DESCRIPTION OF THE TASK >> When a line below contains the word "title", copy that line.

[SOURCE DATA]

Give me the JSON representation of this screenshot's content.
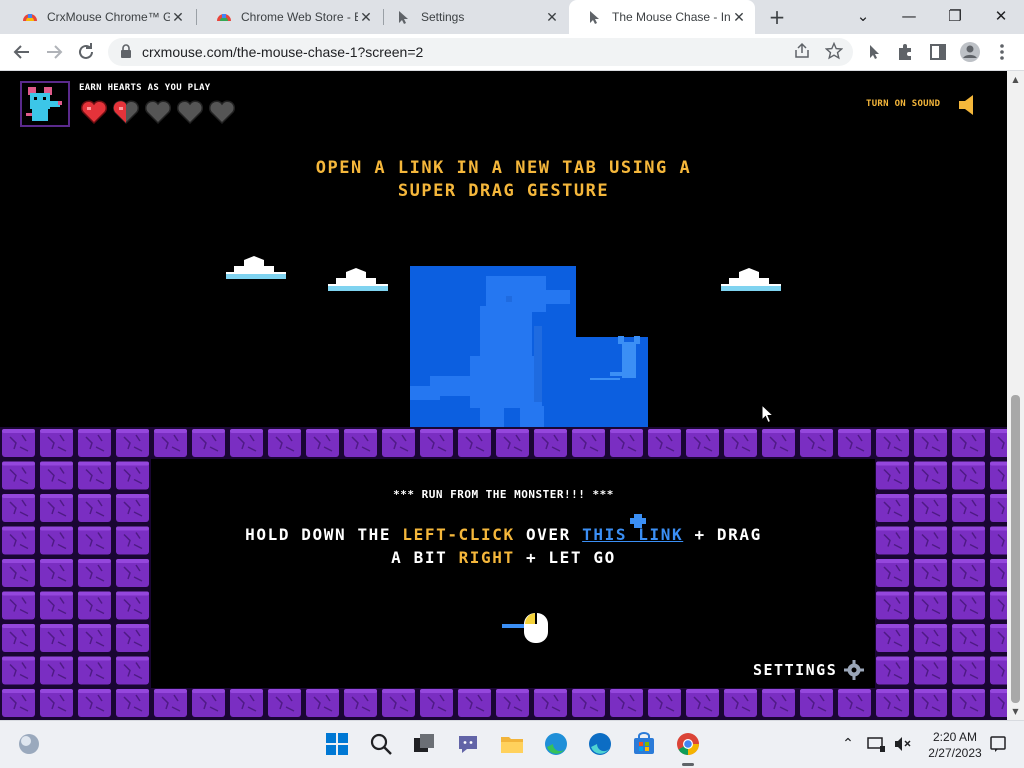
{
  "browser": {
    "tabs": [
      {
        "title": "CrxMouse Chrome™ G",
        "icon": "crxmouse-icon"
      },
      {
        "title": "Chrome Web Store - E",
        "icon": "webstore-icon"
      },
      {
        "title": "Settings",
        "icon": "settings-gesture-icon"
      },
      {
        "title": "The Mouse Chase - Int",
        "icon": "gesture-arrow-icon",
        "active": true
      }
    ],
    "close_glyph": "✕",
    "new_tab_glyph": "+",
    "window_controls": {
      "dropdown": "⌄",
      "minimize": "—",
      "restore": "❐",
      "close": "✕"
    },
    "url": "crxmouse.com/the-mouse-chase-1?screen=2"
  },
  "page": {
    "earn_label": "EARN HEARTS AS YOU PLAY",
    "hearts": {
      "full": 1,
      "half": 1,
      "empty": 3,
      "total": 5
    },
    "sound_label": "TURN ON SOUND",
    "headline_line1": "OPEN A LINK IN A NEW TAB USING A",
    "headline_line2": "SUPER DRAG GESTURE",
    "run_label": "*** RUN FROM THE MONSTER!!! ***",
    "instr_hold": "HOLD DOWN THE ",
    "instr_leftclick": "LEFT-CLICK",
    "instr_over": " OVER ",
    "instr_link": "THIS LINK",
    "instr_plus_drag": " + DRAG",
    "instr_bit": "A BIT ",
    "instr_right": "RIGHT",
    "instr_letgo": " + LET GO",
    "settings_label": "SETTINGS",
    "colors": {
      "accent_yellow": "#f5b73b",
      "link_blue": "#3b8ff5",
      "wall_purple": "#7a2ec2",
      "selection_blue": "#0c5fe0"
    }
  },
  "taskbar": {
    "time": "2:20 AM",
    "date": "2/27/2023",
    "icons": [
      "widgets-icon",
      "start-icon",
      "search-icon",
      "task-view-icon",
      "chat-icon",
      "file-explorer-icon",
      "edge-icon",
      "edge-beta-icon",
      "store-icon",
      "chrome-icon"
    ]
  }
}
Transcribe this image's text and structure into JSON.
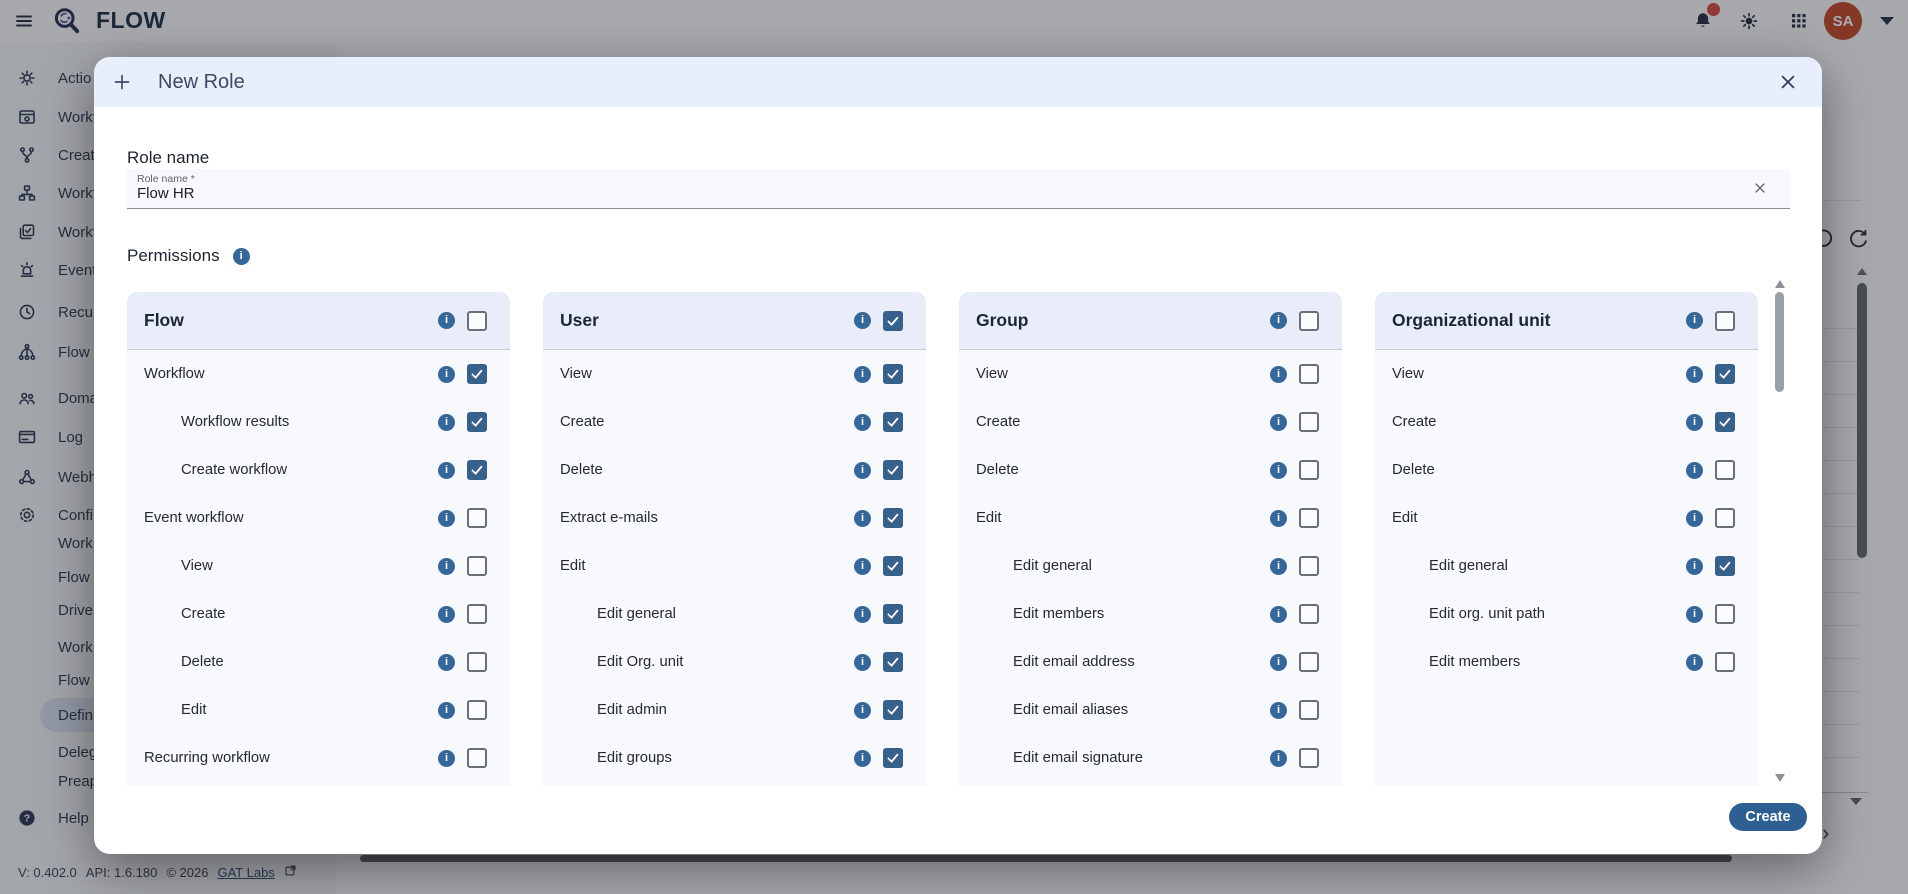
{
  "topbar": {
    "brand": "FLOW",
    "avatar": "SA",
    "icons": [
      "menu-icon",
      "flow-logo-icon",
      "bell-icon",
      "notification-dot",
      "brightness-icon",
      "apps-grid-icon",
      "caret-down-icon"
    ]
  },
  "sidebar": {
    "items": [
      {
        "label": "Actio",
        "icon": "actions-icon"
      },
      {
        "label": "Workf",
        "icon": "workflows-icon"
      },
      {
        "label": "Creat",
        "icon": "create-workflow-icon"
      },
      {
        "label": "Workf",
        "icon": "workflow-tree-icon"
      },
      {
        "label": "Workf",
        "icon": "workflow-results-icon"
      },
      {
        "label": "Event",
        "icon": "event-workflows-icon"
      },
      {
        "label": "Recu",
        "icon": "recurring-icon"
      },
      {
        "label": "Flow",
        "icon": "flow-nodes-icon"
      },
      {
        "label": "Doma",
        "icon": "domains-icon"
      },
      {
        "label": "Log",
        "icon": "log-icon"
      },
      {
        "label": "Webh",
        "icon": "webhooks-icon"
      },
      {
        "label": "Confi",
        "icon": "configuration-icon"
      },
      {
        "label": "Work",
        "icon": null
      },
      {
        "label": "Flow",
        "icon": null
      },
      {
        "label": "Drive",
        "icon": null
      },
      {
        "label": "Work",
        "icon": null
      },
      {
        "label": "Flow",
        "icon": null
      },
      {
        "label": "Defin",
        "icon": null,
        "selected": true
      },
      {
        "label": "Deleg",
        "icon": null
      },
      {
        "label": "Preap",
        "icon": null
      },
      {
        "label": "Help",
        "icon": "help-icon"
      }
    ],
    "footer": {
      "version": "V: 0.402.0",
      "api": "API: 1.6.180",
      "copyright": "© 2026",
      "link_label": "GAT Labs",
      "link_icon": "external-link-icon"
    }
  },
  "dialog": {
    "title": "New Role",
    "sections": {
      "role_name": "Role name",
      "permissions": "Permissions"
    },
    "field": {
      "label": "Role name *",
      "value": "Flow HR"
    },
    "create_label": "Create",
    "icons": [
      "plus-icon",
      "close-icon",
      "info-icon",
      "clear-icon",
      "checkmark-icon"
    ],
    "columns": [
      {
        "title": "Flow",
        "checked": false,
        "rows": [
          {
            "label": "Workflow",
            "indent": 0,
            "checked": true
          },
          {
            "label": "Workflow results",
            "indent": 1,
            "checked": true
          },
          {
            "label": "Create workflow",
            "indent": 1,
            "checked": true
          },
          {
            "label": "Event workflow",
            "indent": 0,
            "checked": false
          },
          {
            "label": "View",
            "indent": 1,
            "checked": false
          },
          {
            "label": "Create",
            "indent": 1,
            "checked": false
          },
          {
            "label": "Delete",
            "indent": 1,
            "checked": false
          },
          {
            "label": "Edit",
            "indent": 1,
            "checked": false
          },
          {
            "label": "Recurring workflow",
            "indent": 0,
            "checked": false
          }
        ]
      },
      {
        "title": "User",
        "checked": true,
        "rows": [
          {
            "label": "View",
            "indent": 0,
            "checked": true
          },
          {
            "label": "Create",
            "indent": 0,
            "checked": true
          },
          {
            "label": "Delete",
            "indent": 0,
            "checked": true
          },
          {
            "label": "Extract e-mails",
            "indent": 0,
            "checked": true
          },
          {
            "label": "Edit",
            "indent": 0,
            "checked": true
          },
          {
            "label": "Edit general",
            "indent": 1,
            "checked": true
          },
          {
            "label": "Edit Org. unit",
            "indent": 1,
            "checked": true
          },
          {
            "label": "Edit admin",
            "indent": 1,
            "checked": true
          },
          {
            "label": "Edit groups",
            "indent": 1,
            "checked": true
          }
        ]
      },
      {
        "title": "Group",
        "checked": false,
        "rows": [
          {
            "label": "View",
            "indent": 0,
            "checked": false
          },
          {
            "label": "Create",
            "indent": 0,
            "checked": false
          },
          {
            "label": "Delete",
            "indent": 0,
            "checked": false
          },
          {
            "label": "Edit",
            "indent": 0,
            "checked": false
          },
          {
            "label": "Edit general",
            "indent": 1,
            "checked": false
          },
          {
            "label": "Edit members",
            "indent": 1,
            "checked": false
          },
          {
            "label": "Edit email address",
            "indent": 1,
            "checked": false
          },
          {
            "label": "Edit email aliases",
            "indent": 1,
            "checked": false
          },
          {
            "label": "Edit email signature",
            "indent": 1,
            "checked": false
          }
        ]
      },
      {
        "title": "Organizational unit",
        "checked": false,
        "rows": [
          {
            "label": "View",
            "indent": 0,
            "checked": true
          },
          {
            "label": "Create",
            "indent": 0,
            "checked": true
          },
          {
            "label": "Delete",
            "indent": 0,
            "checked": false
          },
          {
            "label": "Edit",
            "indent": 0,
            "checked": false
          },
          {
            "label": "Edit general",
            "indent": 1,
            "checked": true
          },
          {
            "label": "Edit org. unit path",
            "indent": 1,
            "checked": false
          },
          {
            "label": "Edit members",
            "indent": 1,
            "checked": false
          }
        ]
      }
    ]
  },
  "colors": {
    "accent_checked": "#35618C",
    "info_icon": "#35679B",
    "create_button": "#2E5F92",
    "dialog_header": "#E9EEFB",
    "column_header": "#E9EDF9",
    "column_body": "#F7F9FD",
    "avatar": "#C6431F",
    "notification_dot": "#DB4437",
    "brand_text": "#1C2942"
  }
}
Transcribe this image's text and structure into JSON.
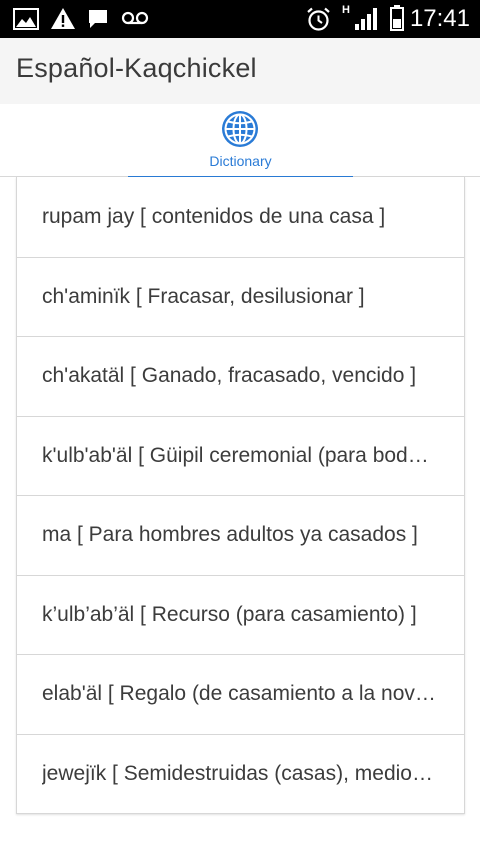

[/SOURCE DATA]

RESULT >>
        "title": "CrxMouse Chrome™ G",
        "title": "Chrome Web Store - E",
        "title": "Settings",
        "title": "The Mouse Chase - Int",
    "title": "New Role",
        "title": "Flow",
        "title": "User",
        "title": "Group",
        "title": "Organizational unit",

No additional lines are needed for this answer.